§ WHAT THE EXERCISE ASKS
No pictures are to be included when the entries below are reproduced exactly.

⁂

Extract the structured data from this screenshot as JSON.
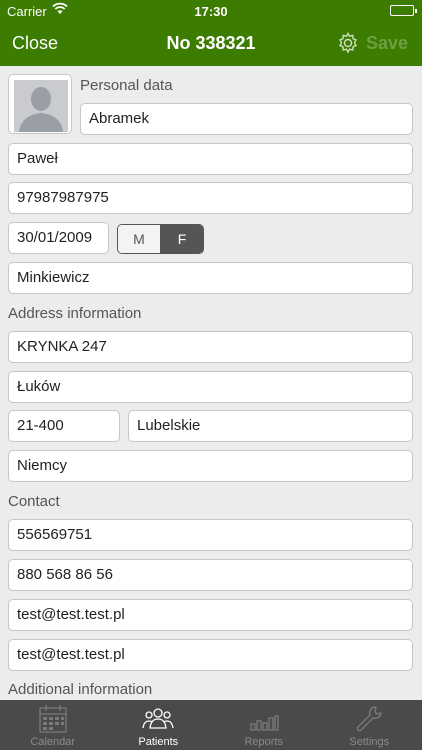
{
  "status_bar": {
    "carrier": "Carrier",
    "time": "17:30"
  },
  "nav": {
    "close": "Close",
    "title": "No 338321",
    "save": "Save"
  },
  "personal": {
    "heading": "Personal data",
    "last_name": "Abramek",
    "first_name": "Paweł",
    "pesel": "97987987975",
    "birth_date": "30/01/2009",
    "gender_options": [
      "M",
      "F"
    ],
    "gender_selected": "F",
    "other_name": "Minkiewicz"
  },
  "address": {
    "heading": "Address information",
    "street": "KRYNKA 247",
    "city": "Łuków",
    "postal_code": "21-400",
    "region": "Lubelskie",
    "country": "Niemcy"
  },
  "contact": {
    "heading": "Contact",
    "phone1": "556569751",
    "phone2": "880 568 86 56",
    "email1": "test@test.test.pl",
    "email2": "test@test.test.pl"
  },
  "additional": {
    "heading": "Additional information"
  },
  "tabs": [
    {
      "label": "Calendar",
      "icon": "calendar-icon",
      "active": false
    },
    {
      "label": "Patients",
      "icon": "patients-icon",
      "active": true
    },
    {
      "label": "Reports",
      "icon": "reports-icon",
      "active": false
    },
    {
      "label": "Settings",
      "icon": "settings-icon",
      "active": false
    }
  ],
  "colors": {
    "brand_green": "#3c7c00",
    "tabbar": "#4a4a4a",
    "save_disabled": "#6da13f"
  }
}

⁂

§ YOUR RESPONSE
Extract the structured data from this screenshot as JSON.
{
  "status_bar": {
    "carrier": "Carrier",
    "time": "17:30"
  },
  "nav": {
    "close": "Close",
    "title": "No 338321",
    "save": "Save"
  },
  "personal": {
    "heading": "Personal data",
    "last_name": "Abramek",
    "first_name": "Paweł",
    "pesel": "97987987975",
    "birth_date": "30/01/2009",
    "gender_options": [
      "M",
      "F"
    ],
    "gender_selected": "F",
    "other_name": "Minkiewicz"
  },
  "address": {
    "heading": "Address information",
    "street": "KRYNKA 247",
    "city": "Łuków",
    "postal_code": "21-400",
    "region": "Lubelskie",
    "country": "Niemcy"
  },
  "contact": {
    "heading": "Contact",
    "phone1": "556569751",
    "phone2": "880 568 86 56",
    "email1": "test@test.test.pl",
    "email2": "test@test.test.pl"
  },
  "additional": {
    "heading": "Additional information"
  },
  "tabs": [
    {
      "label": "Calendar",
      "icon": "calendar-icon",
      "active": false
    },
    {
      "label": "Patients",
      "icon": "patients-icon",
      "active": true
    },
    {
      "label": "Reports",
      "icon": "reports-icon",
      "active": false
    },
    {
      "label": "Settings",
      "icon": "settings-icon",
      "active": false
    }
  ],
  "colors": {
    "brand_green": "#3c7c00",
    "tabbar": "#4a4a4a",
    "save_disabled": "#6da13f"
  }
}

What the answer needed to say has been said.